* [WHAT TO DO]
Gather each line in the entries that includes the string "title".

* [DATA SHOWN]
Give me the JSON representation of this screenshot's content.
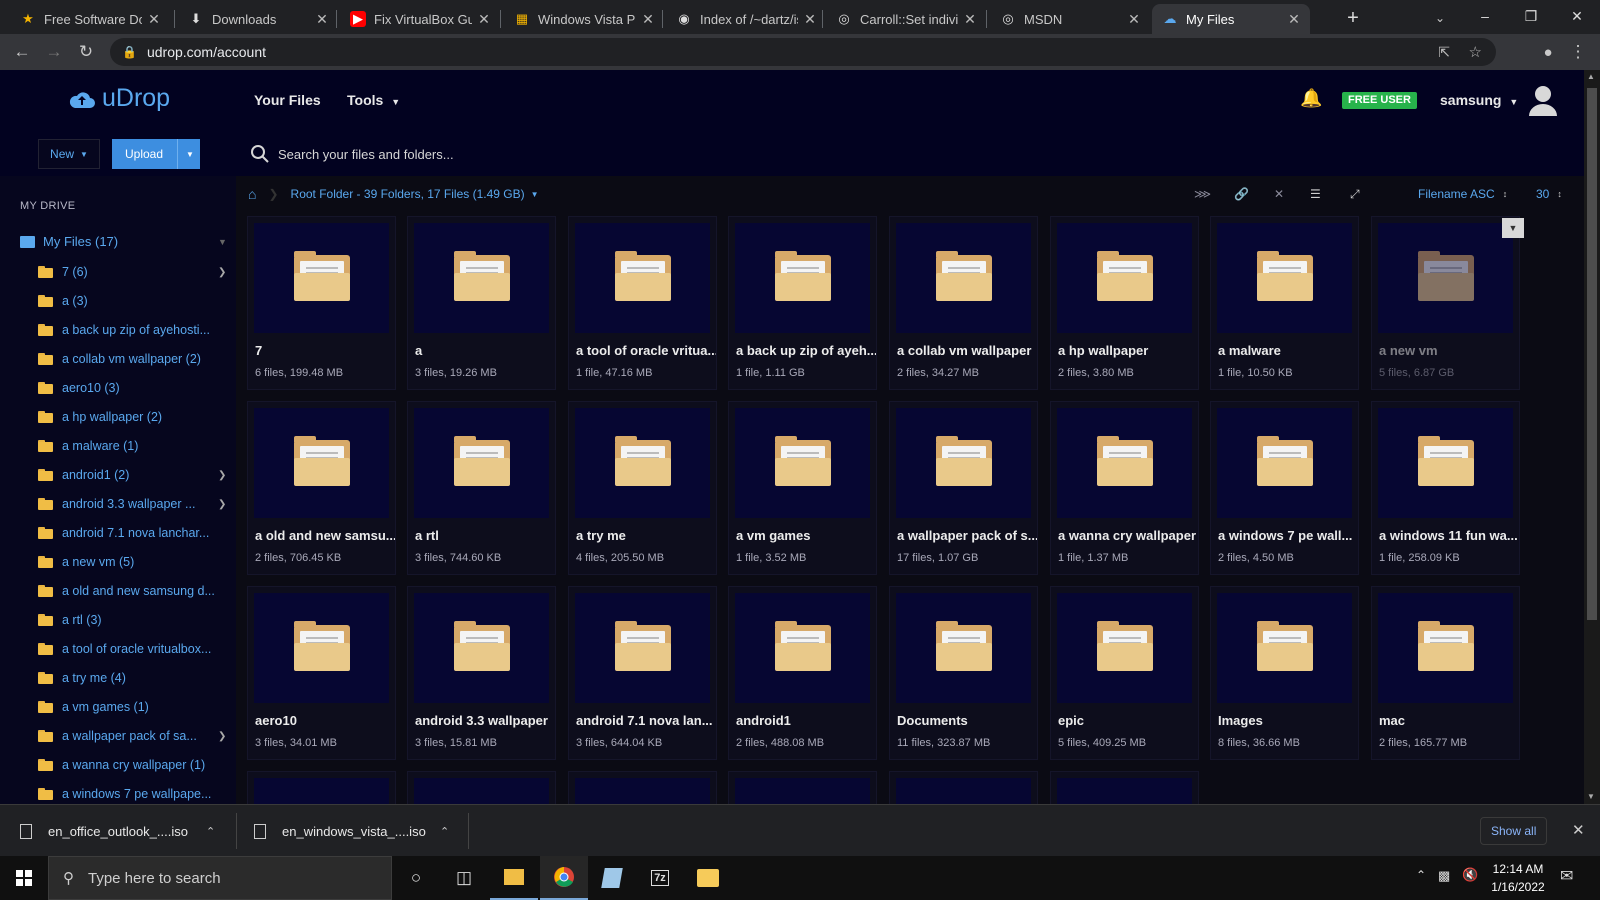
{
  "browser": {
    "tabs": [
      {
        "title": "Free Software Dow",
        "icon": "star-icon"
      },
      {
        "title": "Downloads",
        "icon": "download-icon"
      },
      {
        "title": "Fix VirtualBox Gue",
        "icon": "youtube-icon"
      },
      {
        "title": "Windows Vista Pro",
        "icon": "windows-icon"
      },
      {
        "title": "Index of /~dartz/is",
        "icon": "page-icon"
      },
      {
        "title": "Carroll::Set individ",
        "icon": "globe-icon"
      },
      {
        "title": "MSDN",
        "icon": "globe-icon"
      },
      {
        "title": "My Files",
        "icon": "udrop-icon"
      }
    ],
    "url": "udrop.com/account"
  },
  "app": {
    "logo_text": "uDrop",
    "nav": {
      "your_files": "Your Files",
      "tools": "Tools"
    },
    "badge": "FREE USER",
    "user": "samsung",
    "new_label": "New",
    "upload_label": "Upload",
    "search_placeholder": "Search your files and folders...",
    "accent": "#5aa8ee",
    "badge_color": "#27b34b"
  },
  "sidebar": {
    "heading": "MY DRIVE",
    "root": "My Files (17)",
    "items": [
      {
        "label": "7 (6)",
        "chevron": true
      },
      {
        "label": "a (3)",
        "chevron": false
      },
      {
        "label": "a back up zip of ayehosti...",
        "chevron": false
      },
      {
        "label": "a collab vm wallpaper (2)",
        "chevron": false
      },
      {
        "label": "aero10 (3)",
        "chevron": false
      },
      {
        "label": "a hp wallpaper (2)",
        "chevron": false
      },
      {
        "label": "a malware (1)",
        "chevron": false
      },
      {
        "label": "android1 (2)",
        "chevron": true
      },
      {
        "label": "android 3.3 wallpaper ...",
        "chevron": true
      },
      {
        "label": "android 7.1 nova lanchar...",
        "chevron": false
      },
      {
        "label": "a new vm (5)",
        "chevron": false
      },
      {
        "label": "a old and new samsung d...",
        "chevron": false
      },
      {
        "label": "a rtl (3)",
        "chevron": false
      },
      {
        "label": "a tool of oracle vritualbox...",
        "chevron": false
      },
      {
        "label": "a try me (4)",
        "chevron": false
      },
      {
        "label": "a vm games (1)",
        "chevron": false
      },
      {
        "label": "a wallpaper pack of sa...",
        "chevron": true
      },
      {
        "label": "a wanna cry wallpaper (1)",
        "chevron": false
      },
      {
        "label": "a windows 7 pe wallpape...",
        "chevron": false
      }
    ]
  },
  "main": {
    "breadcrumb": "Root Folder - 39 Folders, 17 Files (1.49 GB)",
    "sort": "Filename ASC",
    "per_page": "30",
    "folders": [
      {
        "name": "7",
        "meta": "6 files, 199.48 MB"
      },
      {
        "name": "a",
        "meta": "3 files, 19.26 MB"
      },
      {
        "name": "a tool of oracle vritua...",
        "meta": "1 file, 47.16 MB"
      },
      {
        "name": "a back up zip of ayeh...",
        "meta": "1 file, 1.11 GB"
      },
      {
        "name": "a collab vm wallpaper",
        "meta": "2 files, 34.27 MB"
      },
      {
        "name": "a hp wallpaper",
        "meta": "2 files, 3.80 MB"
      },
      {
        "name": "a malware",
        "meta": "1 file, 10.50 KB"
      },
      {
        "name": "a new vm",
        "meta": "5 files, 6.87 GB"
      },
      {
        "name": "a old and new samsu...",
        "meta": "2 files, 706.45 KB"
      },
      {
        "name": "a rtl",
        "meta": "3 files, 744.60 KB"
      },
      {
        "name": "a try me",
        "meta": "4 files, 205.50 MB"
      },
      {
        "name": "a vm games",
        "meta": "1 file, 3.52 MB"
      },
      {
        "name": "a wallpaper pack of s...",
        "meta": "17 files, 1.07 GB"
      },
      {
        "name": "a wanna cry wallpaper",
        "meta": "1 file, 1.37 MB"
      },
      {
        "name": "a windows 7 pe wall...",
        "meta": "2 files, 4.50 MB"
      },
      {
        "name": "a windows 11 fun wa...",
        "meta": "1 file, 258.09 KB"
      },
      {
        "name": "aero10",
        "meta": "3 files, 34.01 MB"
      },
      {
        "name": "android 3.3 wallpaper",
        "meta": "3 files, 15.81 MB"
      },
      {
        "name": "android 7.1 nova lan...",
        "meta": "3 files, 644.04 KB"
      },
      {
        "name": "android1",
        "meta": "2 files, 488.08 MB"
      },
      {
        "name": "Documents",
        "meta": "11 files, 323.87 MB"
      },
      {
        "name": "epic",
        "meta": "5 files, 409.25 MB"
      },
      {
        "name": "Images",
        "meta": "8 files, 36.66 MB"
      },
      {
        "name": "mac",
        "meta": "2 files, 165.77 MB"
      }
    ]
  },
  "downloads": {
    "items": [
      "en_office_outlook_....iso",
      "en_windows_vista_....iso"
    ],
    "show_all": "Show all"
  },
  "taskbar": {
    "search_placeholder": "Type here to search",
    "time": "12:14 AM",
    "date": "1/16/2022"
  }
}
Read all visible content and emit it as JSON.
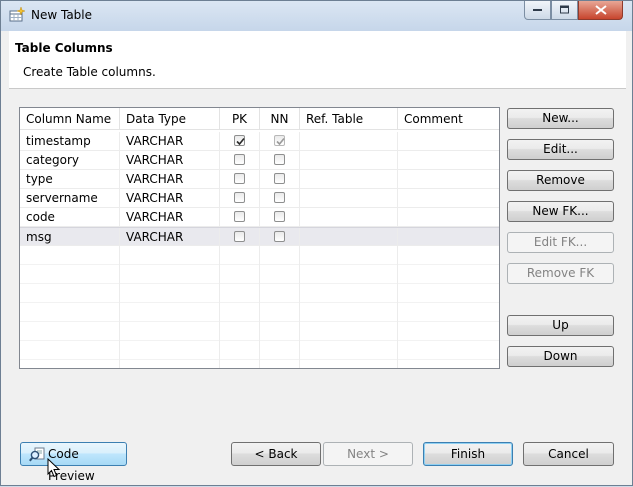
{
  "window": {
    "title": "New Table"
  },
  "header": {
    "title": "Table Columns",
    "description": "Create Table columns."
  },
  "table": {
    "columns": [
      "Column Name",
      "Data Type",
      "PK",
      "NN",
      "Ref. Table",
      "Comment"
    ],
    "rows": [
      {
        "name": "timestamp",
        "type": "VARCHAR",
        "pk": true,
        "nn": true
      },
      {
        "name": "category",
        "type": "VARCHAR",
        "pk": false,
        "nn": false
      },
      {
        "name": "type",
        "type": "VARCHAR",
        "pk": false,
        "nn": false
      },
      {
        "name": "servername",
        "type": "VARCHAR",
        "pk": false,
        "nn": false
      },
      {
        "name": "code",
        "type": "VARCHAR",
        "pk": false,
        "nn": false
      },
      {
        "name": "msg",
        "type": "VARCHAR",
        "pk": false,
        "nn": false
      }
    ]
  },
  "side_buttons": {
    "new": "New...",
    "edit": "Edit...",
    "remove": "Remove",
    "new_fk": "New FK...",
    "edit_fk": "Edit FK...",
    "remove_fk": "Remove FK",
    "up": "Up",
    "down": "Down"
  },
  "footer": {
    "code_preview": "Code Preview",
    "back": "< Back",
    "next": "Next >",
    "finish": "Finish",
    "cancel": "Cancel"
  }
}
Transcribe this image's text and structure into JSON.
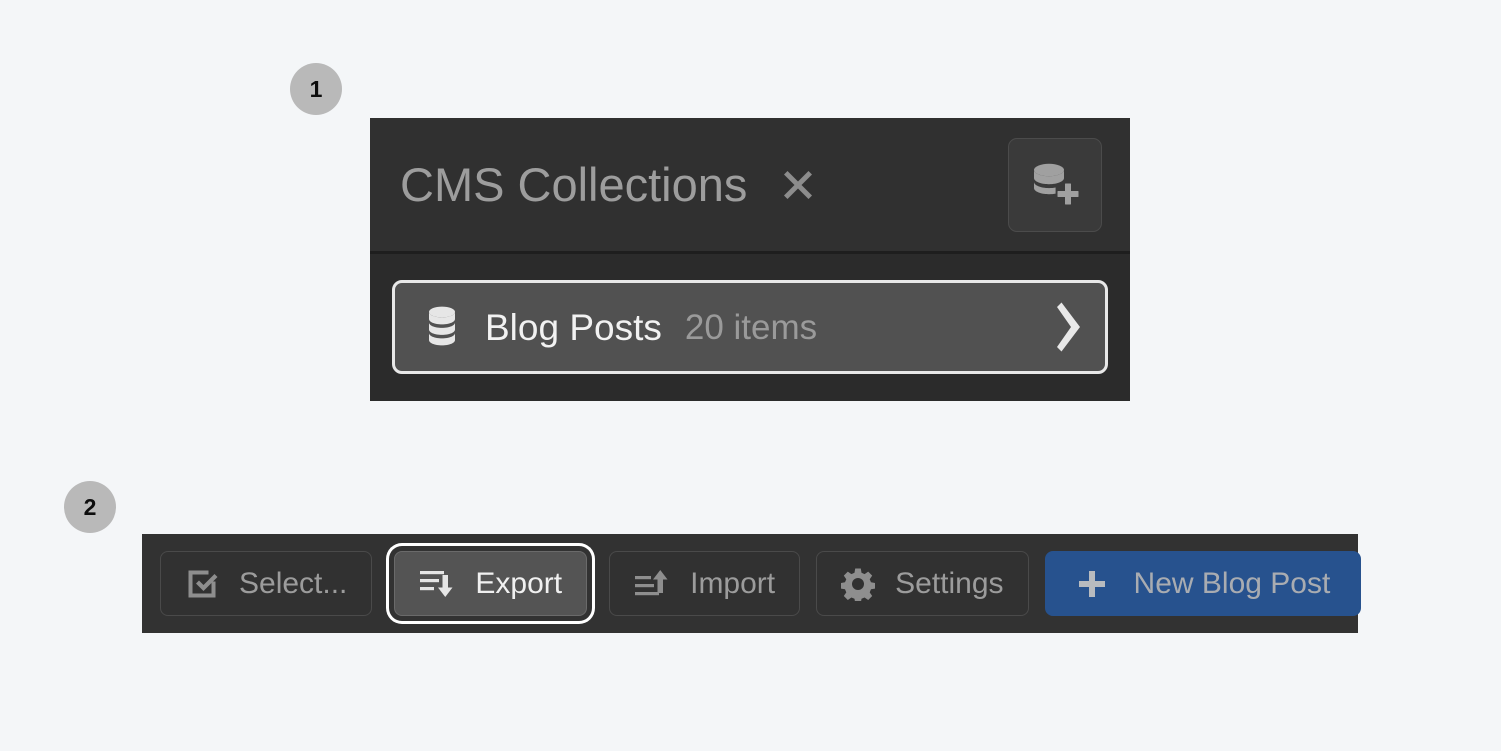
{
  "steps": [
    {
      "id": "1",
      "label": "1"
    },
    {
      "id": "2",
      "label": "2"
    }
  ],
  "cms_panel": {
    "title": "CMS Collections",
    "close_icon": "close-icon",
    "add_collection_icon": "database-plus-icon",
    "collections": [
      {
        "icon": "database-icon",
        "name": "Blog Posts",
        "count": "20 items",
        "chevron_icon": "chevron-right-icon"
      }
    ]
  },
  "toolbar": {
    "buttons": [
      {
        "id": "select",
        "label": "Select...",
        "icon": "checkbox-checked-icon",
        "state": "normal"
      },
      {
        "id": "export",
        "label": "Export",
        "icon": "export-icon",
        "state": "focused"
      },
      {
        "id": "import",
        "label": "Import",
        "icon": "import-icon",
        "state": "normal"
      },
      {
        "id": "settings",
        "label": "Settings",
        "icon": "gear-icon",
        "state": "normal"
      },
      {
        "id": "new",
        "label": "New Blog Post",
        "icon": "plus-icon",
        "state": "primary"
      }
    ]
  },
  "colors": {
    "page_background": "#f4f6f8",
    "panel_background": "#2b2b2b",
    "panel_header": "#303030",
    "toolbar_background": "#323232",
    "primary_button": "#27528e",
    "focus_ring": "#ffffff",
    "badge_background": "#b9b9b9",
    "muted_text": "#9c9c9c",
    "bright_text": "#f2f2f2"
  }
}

* [RESPONSE BELOW]
        "title": "Free Software Dow",
        "title": "Downloads",
        "title": "Fix VirtualBox Gue",
        "title": "Windows Vista Pro",
        "title": "Index of /~dartz/is",
        "title": "Carroll::Set individ",
        "title": "MSDN",
        "title": "My Files",
    "title": "New Table"
    "title": "Table Columns",
    "title": "CMS Collections",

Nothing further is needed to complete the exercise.